A simple, robust, validated and highly predictive index for the determination of risk-directed therapy in acute myeloid leukaemia derived from the MRC AML 10 trial


Dr Keith Wheatley University of Birmingham Clinical Trials Unit, Institute of Clinical Research, Edgbaston, Birmingham B15 2TT.

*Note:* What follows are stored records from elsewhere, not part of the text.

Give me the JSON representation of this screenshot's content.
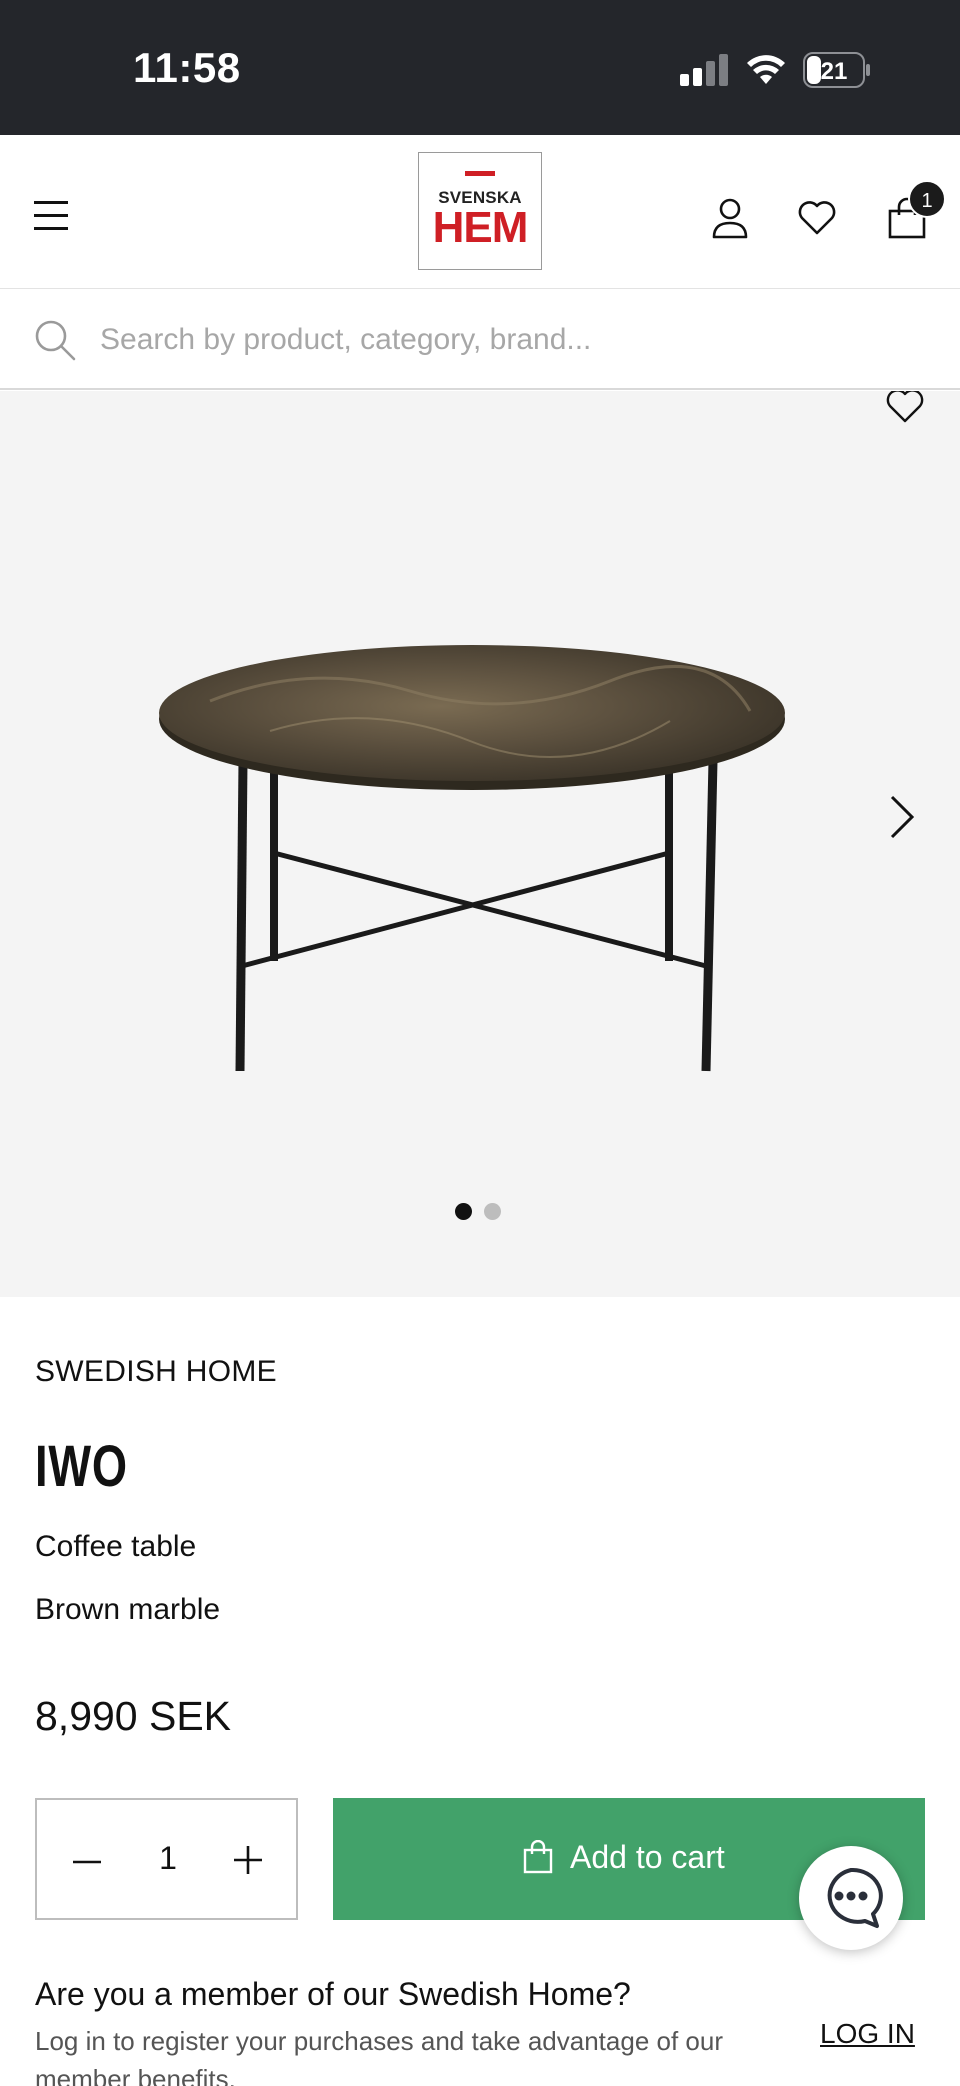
{
  "status_bar": {
    "time": "11:58",
    "battery": "21"
  },
  "header": {
    "logo_top": "SVENSKA",
    "logo_bottom": "HEM",
    "cart_count": "1"
  },
  "search": {
    "placeholder": "Search by product, category, brand..."
  },
  "gallery": {
    "current_slide": 1,
    "total_slides": 2
  },
  "product": {
    "brand": "SWEDISH HOME",
    "name": "IWO",
    "type": "Coffee table",
    "material": "Brown marble",
    "price": "8,990 SEK"
  },
  "purchase": {
    "quantity": "1",
    "add_to_cart_label": "Add to cart"
  },
  "member": {
    "title": "Are you a member of our Swedish Home?",
    "text": "Log in to register your purchases and take advantage of our member benefits.",
    "login_label": "LOG IN"
  },
  "colors": {
    "accent_green": "#42a26a",
    "brand_red": "#cf1f25",
    "status_bar_bg": "#24262b"
  }
}
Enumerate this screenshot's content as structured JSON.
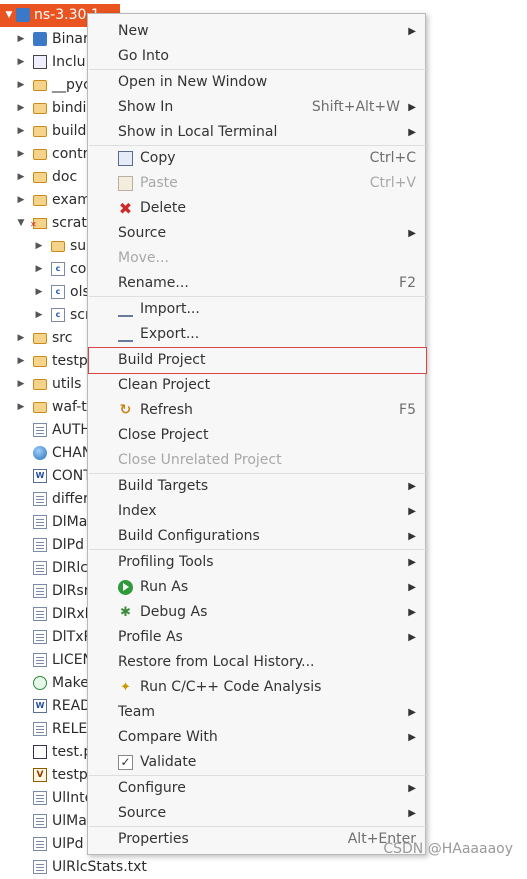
{
  "tree": {
    "project": "ns-3.30.1",
    "items": [
      {
        "label": "Binar",
        "icon": "binaries-icon",
        "arrow": "▶"
      },
      {
        "label": "Inclu",
        "icon": "includes-icon",
        "arrow": "▶"
      },
      {
        "label": "__pyc",
        "icon": "folder-icon",
        "arrow": "▶"
      },
      {
        "label": "bindi",
        "icon": "folder-icon",
        "arrow": "▶"
      },
      {
        "label": "build",
        "icon": "folder-icon",
        "arrow": "▶"
      },
      {
        "label": "contr",
        "icon": "folder-icon",
        "arrow": "▶"
      },
      {
        "label": "doc",
        "icon": "folder-icon",
        "arrow": "▶"
      },
      {
        "label": "exam",
        "icon": "folder-icon",
        "arrow": "▶"
      },
      {
        "label": "scrat",
        "icon": "error-folder-icon",
        "arrow": "▼"
      },
      {
        "label": "su",
        "icon": "folder-icon",
        "arrow": "▶"
      },
      {
        "label": "co",
        "icon": "c-source-error-icon",
        "arrow": "▶"
      },
      {
        "label": "ols",
        "icon": "c-source-error-icon",
        "arrow": "▶"
      },
      {
        "label": "scr",
        "icon": "c-source-icon",
        "arrow": "▶"
      },
      {
        "label": "src",
        "icon": "folder-icon",
        "arrow": "▶"
      },
      {
        "label": "testp",
        "icon": "folder-icon",
        "arrow": "▶"
      },
      {
        "label": "utils",
        "icon": "folder-icon",
        "arrow": "▶"
      },
      {
        "label": "waf-t",
        "icon": "folder-icon",
        "arrow": "▶"
      },
      {
        "label": "AUTH",
        "icon": "text-file-icon",
        "arrow": ""
      },
      {
        "label": "CHAN",
        "icon": "web-file-icon",
        "arrow": ""
      },
      {
        "label": "CONT",
        "icon": "word-doc-icon",
        "arrow": ""
      },
      {
        "label": "differ",
        "icon": "text-file-icon",
        "arrow": ""
      },
      {
        "label": "DlMa",
        "icon": "text-file-icon",
        "arrow": ""
      },
      {
        "label": "DlPd",
        "icon": "text-file-icon",
        "arrow": ""
      },
      {
        "label": "DlRlc",
        "icon": "text-file-icon",
        "arrow": ""
      },
      {
        "label": "DlRsr",
        "icon": "text-file-icon",
        "arrow": ""
      },
      {
        "label": "DlRxP",
        "icon": "text-file-icon",
        "arrow": ""
      },
      {
        "label": "DlTxP",
        "icon": "text-file-icon",
        "arrow": ""
      },
      {
        "label": "LICEN",
        "icon": "text-file-icon",
        "arrow": ""
      },
      {
        "label": "Make",
        "icon": "makefile-icon",
        "arrow": ""
      },
      {
        "label": "READ",
        "icon": "word-doc-icon",
        "arrow": ""
      },
      {
        "label": "RELE",
        "icon": "text-file-icon",
        "arrow": ""
      },
      {
        "label": "test.p",
        "icon": "python-file-icon",
        "arrow": ""
      },
      {
        "label": "testp",
        "icon": "v-file-icon",
        "arrow": ""
      },
      {
        "label": "UlInte",
        "icon": "text-file-icon",
        "arrow": ""
      },
      {
        "label": "UlMa",
        "icon": "text-file-icon",
        "arrow": ""
      },
      {
        "label": "UlPd",
        "icon": "text-file-icon",
        "arrow": ""
      },
      {
        "label": "UlRlcStats.txt",
        "icon": "text-file-icon",
        "arrow": ""
      }
    ]
  },
  "menu": {
    "items": [
      {
        "label": "New",
        "submenu": true
      },
      {
        "label": "Go Into"
      },
      {
        "sep": true
      },
      {
        "label": "Open in New Window"
      },
      {
        "label": "Show In",
        "accel": "Shift+Alt+W",
        "submenu": true
      },
      {
        "label": "Show in Local Terminal",
        "submenu": true
      },
      {
        "sep": true
      },
      {
        "label": "Copy",
        "accel": "Ctrl+C",
        "icon": "copy-icon"
      },
      {
        "label": "Paste",
        "accel": "Ctrl+V",
        "icon": "paste-icon",
        "disabled": true
      },
      {
        "label": "Delete",
        "icon": "delete-icon"
      },
      {
        "label": "Source",
        "submenu": true
      },
      {
        "label": "Move...",
        "disabled": true
      },
      {
        "label": "Rename...",
        "accel": "F2"
      },
      {
        "sep": true
      },
      {
        "label": "Import...",
        "icon": "import-icon"
      },
      {
        "label": "Export...",
        "icon": "export-icon"
      },
      {
        "sep": true
      },
      {
        "label": "Build Project",
        "highlight": true
      },
      {
        "label": "Clean Project"
      },
      {
        "label": "Refresh",
        "accel": "F5",
        "icon": "refresh-icon"
      },
      {
        "label": "Close Project"
      },
      {
        "label": "Close Unrelated Project",
        "disabled": true
      },
      {
        "sep": true
      },
      {
        "label": "Build Targets",
        "submenu": true
      },
      {
        "label": "Index",
        "submenu": true
      },
      {
        "label": "Build Configurations",
        "submenu": true
      },
      {
        "sep": true
      },
      {
        "label": "Profiling Tools",
        "submenu": true
      },
      {
        "label": "Run As",
        "icon": "run-icon",
        "submenu": true
      },
      {
        "label": "Debug As",
        "icon": "debug-icon",
        "submenu": true
      },
      {
        "label": "Profile As",
        "submenu": true
      },
      {
        "label": "Restore from Local History..."
      },
      {
        "label": "Run C/C++ Code Analysis",
        "icon": "code-analysis-icon"
      },
      {
        "label": "Team",
        "submenu": true
      },
      {
        "label": "Compare With",
        "submenu": true
      },
      {
        "label": "Validate",
        "icon": "validate-check-icon"
      },
      {
        "sep": true
      },
      {
        "label": "Configure",
        "submenu": true
      },
      {
        "label": "Source",
        "submenu": true
      },
      {
        "sep": true
      },
      {
        "label": "Properties",
        "accel": "Alt+Enter"
      }
    ]
  },
  "watermark": "CSDN @HAaaaaoy",
  "colors": {
    "selection": "#e95420",
    "highlight_border": "#d64545"
  }
}
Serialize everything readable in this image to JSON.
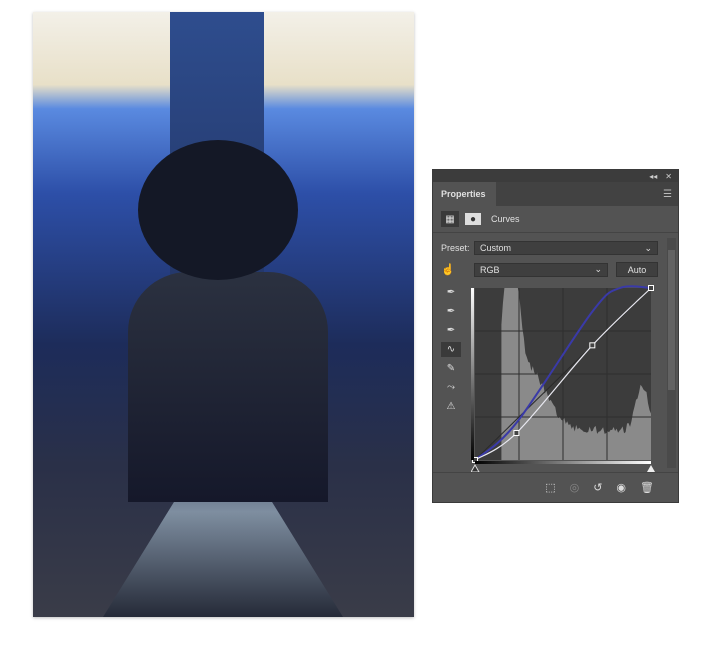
{
  "canvas": {
    "image": "double-exposure-portrait-city-street"
  },
  "panel": {
    "collapse_icon": "double-chevron-left-icon",
    "close_icon": "close-icon",
    "tab_label": "Properties",
    "menu_icon": "hamburger-menu-icon",
    "adjustment_label": "Curves",
    "preset_label": "Preset:",
    "preset_value": "Custom",
    "channel_value": "RGB",
    "auto_label": "Auto",
    "tools": [
      "eyedropper-black-icon",
      "eyedropper-gray-icon",
      "eyedropper-white-icon",
      "curve-points-icon",
      "pencil-icon",
      "smooth-icon",
      "clipping-warning-icon"
    ],
    "curves": {
      "rgb_points": [
        [
          0,
          0
        ],
        [
          60,
          40
        ],
        [
          170,
          170
        ],
        [
          255,
          255
        ]
      ],
      "blue_points": [
        [
          0,
          0
        ],
        [
          60,
          55
        ],
        [
          170,
          220
        ],
        [
          210,
          255
        ],
        [
          255,
          255
        ]
      ],
      "colors": {
        "rgb": "#e8e8f0",
        "blue": "#3a3aa8"
      }
    },
    "footer_icons": [
      "clip-to-layer-icon",
      "view-previous-icon",
      "reset-icon",
      "visibility-eye-icon",
      "trash-icon"
    ]
  }
}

Data on 1711 patients, aged up to 55 years, in the MRC AML 10 trial were used to create a prognostic index for use in risk-directed therapy decision making for younger patients with acute myeloid leukaemia (AML). Two parameters, response after course 1 and cytogenetics, were strongly predictive of outcome. For patients with complete remission, partial remission and resistant disease, 5-year survival from the start of course 2 was 53%, 44% and 22% and relapse rates were 46%, 48% and 69% respectively, and for patients with favourable, intermediate and adverse karyotypic abnormalities, survival was 72%, 43% and 17% and relapse rates were 34%, 51% and 75% respectively (all P < 0.0001). Patients with FAB type M3 but no cytogenetic t(15;17) also had a low relapse rate (29%). These three factors were combined to give three risk groups: good (favourable karyotype or M3, irrespective of response status or presence of additional abnormalities), standard (neither good nor poor), poor (adverse karyotype or resistant disease, and no good-risk features). Survival for these three groups was 70%, 48% and 15% respectively and relapse rates were 33%. 50% and 78% (both P < 0.0001). The index is simple (based on just three parameters), robust (derived from 1711 patients), highly discriminatory (55% survival difference between good and poor risk) and validated, so can be applied in the clinical setting to assist with therapeutic decisions as in the current AML 12 trial.